Using images fro the Lunar Reconnaissance Orbiter (LRO) they carefully stitch a massive map of the moon with a higher resolution than the public has ever seen before:
The WAC has a pixel scale of about 75 meters, and with an average altitude of 50 km, a WAC image swath is 70 km wide across the ground-track. Because the equatorial distance between orbits is about 30 km, there is nearly complete orbit-to-orbit stereo overlap all the way around the Moon, every month. Using digital photogrammetric techniques, a terrain model was computed from this stereo overlap.
Hit up the link below to check out the images and the process they used.

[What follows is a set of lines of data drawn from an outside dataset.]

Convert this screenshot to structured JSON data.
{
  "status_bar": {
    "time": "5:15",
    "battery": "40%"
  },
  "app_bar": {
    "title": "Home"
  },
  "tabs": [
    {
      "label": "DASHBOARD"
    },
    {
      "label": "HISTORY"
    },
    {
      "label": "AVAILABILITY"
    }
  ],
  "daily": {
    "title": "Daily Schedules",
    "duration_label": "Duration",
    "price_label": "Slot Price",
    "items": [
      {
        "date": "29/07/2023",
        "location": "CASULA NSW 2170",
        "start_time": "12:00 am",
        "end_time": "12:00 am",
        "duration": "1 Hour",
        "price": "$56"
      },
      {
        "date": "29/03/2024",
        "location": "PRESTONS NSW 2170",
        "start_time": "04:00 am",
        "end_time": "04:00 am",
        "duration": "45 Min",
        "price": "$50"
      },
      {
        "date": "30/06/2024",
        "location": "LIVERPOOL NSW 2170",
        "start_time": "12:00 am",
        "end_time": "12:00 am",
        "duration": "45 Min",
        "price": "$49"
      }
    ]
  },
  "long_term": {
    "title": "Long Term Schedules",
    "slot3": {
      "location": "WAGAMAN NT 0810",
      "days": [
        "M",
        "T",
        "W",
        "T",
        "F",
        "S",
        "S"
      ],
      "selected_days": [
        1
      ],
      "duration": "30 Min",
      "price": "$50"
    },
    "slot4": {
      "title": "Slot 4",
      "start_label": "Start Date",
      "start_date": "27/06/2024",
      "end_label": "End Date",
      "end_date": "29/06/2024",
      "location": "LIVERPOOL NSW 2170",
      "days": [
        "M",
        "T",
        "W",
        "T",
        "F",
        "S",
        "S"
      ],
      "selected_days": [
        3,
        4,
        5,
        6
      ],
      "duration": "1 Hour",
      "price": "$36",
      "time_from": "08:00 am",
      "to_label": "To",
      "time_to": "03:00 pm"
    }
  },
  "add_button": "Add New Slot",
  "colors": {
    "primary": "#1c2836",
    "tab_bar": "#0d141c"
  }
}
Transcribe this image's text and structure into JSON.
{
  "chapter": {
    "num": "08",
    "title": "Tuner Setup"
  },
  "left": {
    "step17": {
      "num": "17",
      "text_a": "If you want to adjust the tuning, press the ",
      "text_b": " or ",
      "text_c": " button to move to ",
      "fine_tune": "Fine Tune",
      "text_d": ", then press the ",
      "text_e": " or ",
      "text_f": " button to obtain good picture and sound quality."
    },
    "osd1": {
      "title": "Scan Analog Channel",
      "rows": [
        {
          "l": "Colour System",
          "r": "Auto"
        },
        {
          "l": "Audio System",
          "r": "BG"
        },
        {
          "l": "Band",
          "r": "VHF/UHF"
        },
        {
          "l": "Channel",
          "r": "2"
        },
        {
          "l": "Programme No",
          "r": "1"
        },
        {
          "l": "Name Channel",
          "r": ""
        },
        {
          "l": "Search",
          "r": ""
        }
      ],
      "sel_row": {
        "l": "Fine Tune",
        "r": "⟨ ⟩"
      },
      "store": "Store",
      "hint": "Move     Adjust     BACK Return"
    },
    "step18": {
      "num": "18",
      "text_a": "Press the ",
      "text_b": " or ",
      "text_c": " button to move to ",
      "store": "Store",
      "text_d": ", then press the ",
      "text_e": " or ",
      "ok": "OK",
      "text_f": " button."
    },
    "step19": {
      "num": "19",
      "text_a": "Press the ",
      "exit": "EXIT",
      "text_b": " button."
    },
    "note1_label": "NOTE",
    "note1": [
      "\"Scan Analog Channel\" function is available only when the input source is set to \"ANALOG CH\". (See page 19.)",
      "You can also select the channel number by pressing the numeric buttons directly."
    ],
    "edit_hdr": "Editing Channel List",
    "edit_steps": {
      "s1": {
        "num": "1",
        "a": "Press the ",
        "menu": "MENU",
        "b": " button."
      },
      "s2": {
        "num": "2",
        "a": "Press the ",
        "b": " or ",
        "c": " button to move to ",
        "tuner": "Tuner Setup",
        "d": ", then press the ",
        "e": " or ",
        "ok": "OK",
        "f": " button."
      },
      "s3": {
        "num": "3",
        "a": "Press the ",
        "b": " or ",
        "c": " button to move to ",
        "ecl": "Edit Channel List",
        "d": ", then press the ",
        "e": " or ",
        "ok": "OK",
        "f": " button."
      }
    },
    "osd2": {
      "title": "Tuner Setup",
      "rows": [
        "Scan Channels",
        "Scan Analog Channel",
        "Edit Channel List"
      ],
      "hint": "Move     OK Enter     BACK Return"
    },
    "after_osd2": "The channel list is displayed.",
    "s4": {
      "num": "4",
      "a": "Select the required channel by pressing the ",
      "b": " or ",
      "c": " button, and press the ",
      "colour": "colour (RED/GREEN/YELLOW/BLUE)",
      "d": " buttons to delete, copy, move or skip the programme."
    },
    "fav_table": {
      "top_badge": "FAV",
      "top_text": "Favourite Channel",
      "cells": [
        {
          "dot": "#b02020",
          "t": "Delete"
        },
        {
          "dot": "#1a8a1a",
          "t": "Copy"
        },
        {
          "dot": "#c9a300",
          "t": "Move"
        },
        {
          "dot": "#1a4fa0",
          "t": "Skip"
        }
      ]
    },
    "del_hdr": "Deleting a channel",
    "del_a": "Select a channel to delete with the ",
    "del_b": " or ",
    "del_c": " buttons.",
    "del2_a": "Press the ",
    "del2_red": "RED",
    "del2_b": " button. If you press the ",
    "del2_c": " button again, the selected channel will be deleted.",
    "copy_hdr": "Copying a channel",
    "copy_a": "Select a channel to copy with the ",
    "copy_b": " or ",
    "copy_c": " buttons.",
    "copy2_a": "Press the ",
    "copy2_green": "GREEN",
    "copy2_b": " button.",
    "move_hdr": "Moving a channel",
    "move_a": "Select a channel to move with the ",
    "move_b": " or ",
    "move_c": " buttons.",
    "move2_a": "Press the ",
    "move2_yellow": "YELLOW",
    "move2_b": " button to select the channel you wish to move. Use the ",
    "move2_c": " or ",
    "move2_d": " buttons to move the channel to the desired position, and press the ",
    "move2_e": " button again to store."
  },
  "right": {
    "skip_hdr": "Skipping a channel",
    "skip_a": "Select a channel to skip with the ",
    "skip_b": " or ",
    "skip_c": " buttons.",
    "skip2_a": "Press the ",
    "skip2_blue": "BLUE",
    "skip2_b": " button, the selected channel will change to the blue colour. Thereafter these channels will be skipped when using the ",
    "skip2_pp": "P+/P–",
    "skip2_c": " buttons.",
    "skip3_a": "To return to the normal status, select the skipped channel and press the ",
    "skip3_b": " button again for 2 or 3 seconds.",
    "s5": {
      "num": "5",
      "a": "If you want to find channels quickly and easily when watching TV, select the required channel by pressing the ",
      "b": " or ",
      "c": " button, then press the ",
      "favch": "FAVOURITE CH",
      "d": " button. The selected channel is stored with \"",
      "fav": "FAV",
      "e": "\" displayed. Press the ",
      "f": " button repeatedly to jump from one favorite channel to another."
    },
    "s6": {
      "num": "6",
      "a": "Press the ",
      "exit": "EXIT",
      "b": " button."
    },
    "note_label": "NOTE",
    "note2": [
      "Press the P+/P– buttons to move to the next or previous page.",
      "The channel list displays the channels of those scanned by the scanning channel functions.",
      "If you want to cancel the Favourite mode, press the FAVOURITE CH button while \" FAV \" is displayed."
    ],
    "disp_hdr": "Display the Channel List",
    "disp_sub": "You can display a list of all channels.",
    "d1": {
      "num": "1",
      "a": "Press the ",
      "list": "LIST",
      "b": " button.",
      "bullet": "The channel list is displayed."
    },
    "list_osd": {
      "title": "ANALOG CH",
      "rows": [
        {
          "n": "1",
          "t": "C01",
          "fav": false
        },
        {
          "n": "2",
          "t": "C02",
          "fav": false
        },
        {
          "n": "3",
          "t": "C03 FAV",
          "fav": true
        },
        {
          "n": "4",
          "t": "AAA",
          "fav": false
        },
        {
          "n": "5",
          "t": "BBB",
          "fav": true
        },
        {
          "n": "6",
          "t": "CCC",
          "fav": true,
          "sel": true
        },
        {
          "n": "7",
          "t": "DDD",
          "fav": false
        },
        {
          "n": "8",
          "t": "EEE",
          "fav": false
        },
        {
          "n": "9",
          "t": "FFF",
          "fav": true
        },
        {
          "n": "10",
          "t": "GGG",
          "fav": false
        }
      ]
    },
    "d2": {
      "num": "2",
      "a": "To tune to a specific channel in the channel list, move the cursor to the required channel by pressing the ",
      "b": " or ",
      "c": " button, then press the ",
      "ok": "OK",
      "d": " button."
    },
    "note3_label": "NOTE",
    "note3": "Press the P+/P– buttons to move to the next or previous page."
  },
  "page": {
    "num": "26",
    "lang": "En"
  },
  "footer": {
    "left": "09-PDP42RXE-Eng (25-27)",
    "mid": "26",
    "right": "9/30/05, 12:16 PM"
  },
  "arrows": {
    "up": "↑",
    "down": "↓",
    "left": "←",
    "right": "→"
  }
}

Jason Fitzpatrick is warranty-voiding DIYer and all around geek. When he's not documenting mods and hacks he's doing his best to make sure a generation of college students graduate knowing they should put their pants on one leg at a time and go on to greatness, just like Bruce Dickinson. You can follow him on Google+ if you'd like.
- Published 11/18/11